Interviews & Site Visits
•PRISMA Continuous Renal Replacement Device:
MedSun hospitals helped FDA determine the impact and results of the intermediate actions taken by GAMBRO to address problems with its devices until software changes could be developed. GAMBRO developed additional user training and red stickers to be placed on the devices reminding users not to press the ‘continue’ button after an alarm occurs unless the reason for the alarm had been identified and resolved. A total of six interviews were held with MedSun sites, which indicated that GAMBRO had fulfilled the intermediate steps. Additionally, several MedSun sites in the DC area permitted an FDA analyst to observe the device. GAMBRO is installing the newly developed software into customers’ devices. Please continue to report any problems with this device, so FDA may monitor the effectiveness of the software changes.
•BAXTER Colleague Volumetric Pumps:
Four MedSun sites were contacted to discuss the impact of potential actions and implications of future steps with regard to reported problems with the Baxter Colleague pumps and the Baxter Syndeo PCA Syringe pumps.

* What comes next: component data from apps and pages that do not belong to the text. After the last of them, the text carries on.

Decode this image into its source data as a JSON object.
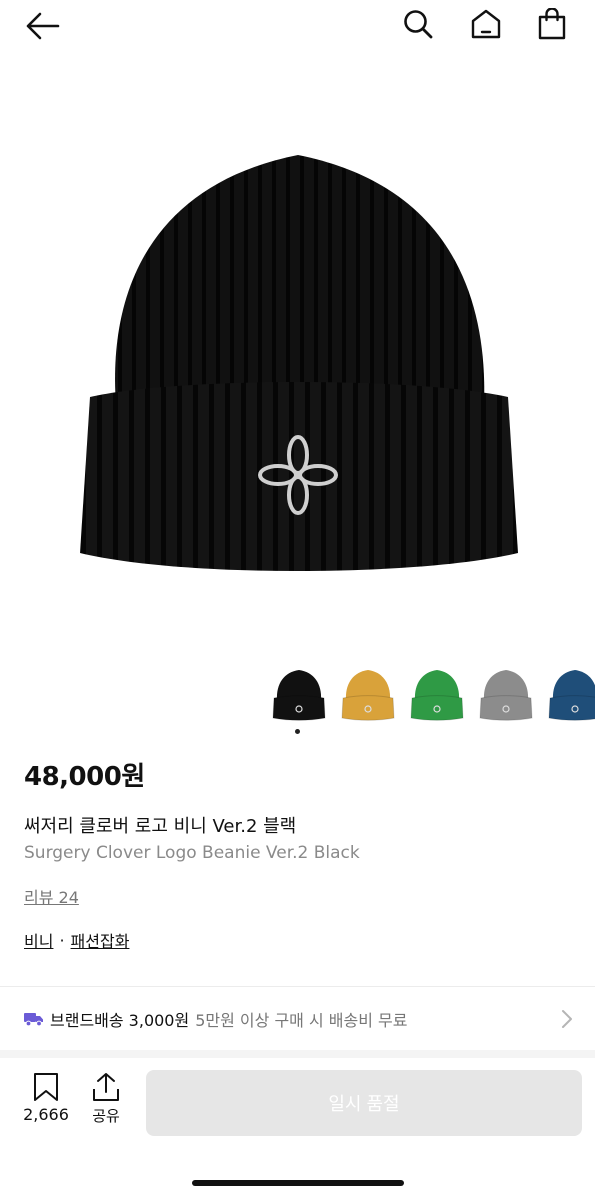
{
  "header": {
    "back_icon": "arrow-left-icon",
    "search_icon": "search-icon",
    "home_icon": "home-icon",
    "bag_icon": "shopping-bag-icon"
  },
  "product": {
    "price": "48,000원",
    "title_ko": "써저리 클로버 로고 비니 Ver.2 블랙",
    "title_en": "Surgery Clover Logo Beanie Ver.2 Black",
    "review_link": "리뷰 24",
    "category_primary": "비니",
    "category_separator": "·",
    "category_secondary": "패션잡화"
  },
  "color_options": [
    {
      "name": "black",
      "color": "#111111"
    },
    {
      "name": "mustard",
      "color": "#d9a23a"
    },
    {
      "name": "green",
      "color": "#2f9a45"
    },
    {
      "name": "gray",
      "color": "#8c8c8c"
    },
    {
      "name": "navy",
      "color": "#1f4e79"
    }
  ],
  "gallery": {
    "selected_index": 0
  },
  "shipping": {
    "icon": "truck-icon",
    "icon_color": "#6b5bd6",
    "main_text": "브랜드배송 3,000원",
    "sub_text": "5만원 이상 구매 시 배송비 무료",
    "chevron_icon": "chevron-right-icon"
  },
  "actions": {
    "wish_icon": "bookmark-icon",
    "wish_count": "2,666",
    "share_icon": "share-icon",
    "share_label": "공유",
    "soldout_label": "일시 품절"
  }
}
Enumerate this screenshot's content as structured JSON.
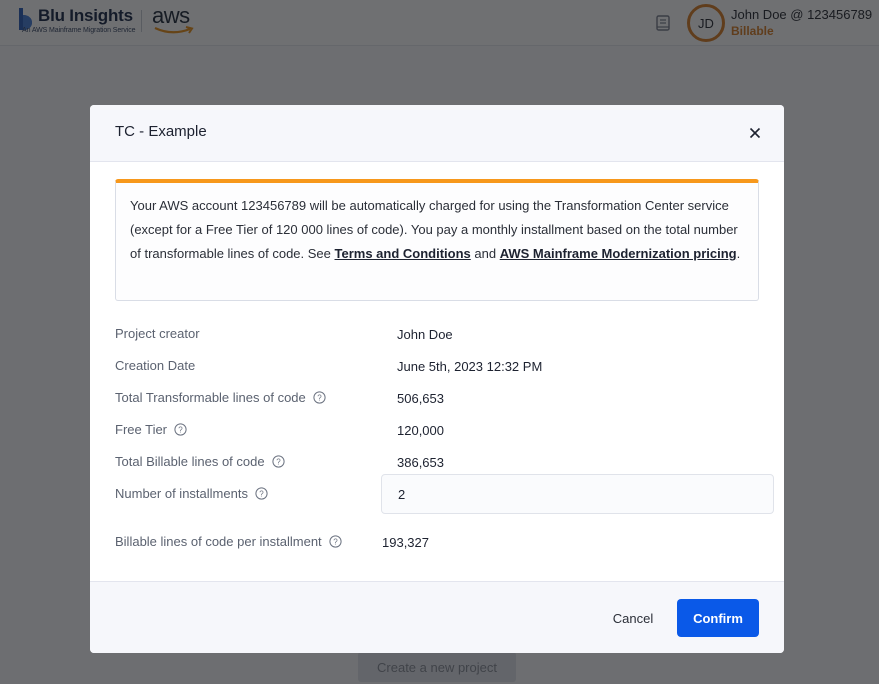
{
  "app": {
    "brand": {
      "title": "Blu Insights",
      "subtitle": "An AWS Mainframe Migration Service",
      "partner_logo": "aws"
    },
    "user": {
      "initials": "JD",
      "name": "John Doe @ 123456789",
      "status": "Billable",
      "status_color": "#d9812a"
    },
    "background_button": "Create a new project"
  },
  "modal": {
    "title": "TC - Example",
    "close_icon": "close-icon",
    "notice": {
      "text_before": "Your AWS account 123456789 will be automatically charged for using the Transformation Center service (except for a Free Tier of 120 000 lines of code). You pay a monthly installment based on the total number of transformable lines of code. See ",
      "link1": "Terms and Conditions",
      "text_between": " and ",
      "link2": "AWS Mainframe Modernization pricing",
      "text_after": ".",
      "accent_color": "#f7981c"
    },
    "details": [
      {
        "label": "Project creator",
        "value": "John Doe",
        "help": false
      },
      {
        "label": "Creation Date",
        "value": "June 5th, 2023 12:32 PM",
        "help": false
      },
      {
        "label": "Total Transformable lines of code",
        "value": "506,653",
        "help": true
      },
      {
        "label": "Free Tier",
        "value": "120,000",
        "help": true
      },
      {
        "label": "Total Billable lines of code",
        "value": "386,653",
        "help": true
      }
    ],
    "installments": {
      "label": "Number of installments",
      "value": "2"
    },
    "per_installment": {
      "label": "Billable lines of code per installment",
      "value": "193,327"
    },
    "footer": {
      "cancel_label": "Cancel",
      "confirm_label": "Confirm",
      "confirm_color": "#0a59e8"
    }
  }
}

The information was very helpful in determining the least burdensome regulatory approach.
Safety Tips & Articles
•"Pneumatic Tourniquet and Tourniquet Systems."
•"Systems Failures” (displayed in a Swiss Cheese Model, based on a sequence of events, resulting in patient harm with a diagnostic laboratory device).
•"Preventing PICC fractures."
•"Cables and Electrodes Can Burn Patients During MRI."
•"External Defibrillators Fail to Shock: Means for helping to prevent defibrillator cable and connector malfunctions."
Site Visits to MedSun Hospitals:
•Implantable Pain Pump Demonstration
•Venoscope Transilluminator Demonstration
•HeartNet Interviews and Observations of EP Labs
•Radiology/CT site visit
•Radiology site visit and Operating Room Table Demonstration
•Demonstration of robot-assisted surgical device.
•Observation and discussion of extracorporeal membrane oxygenator equipment in clinical use.
•Observation and discussion about wireless infusion therapy device systems.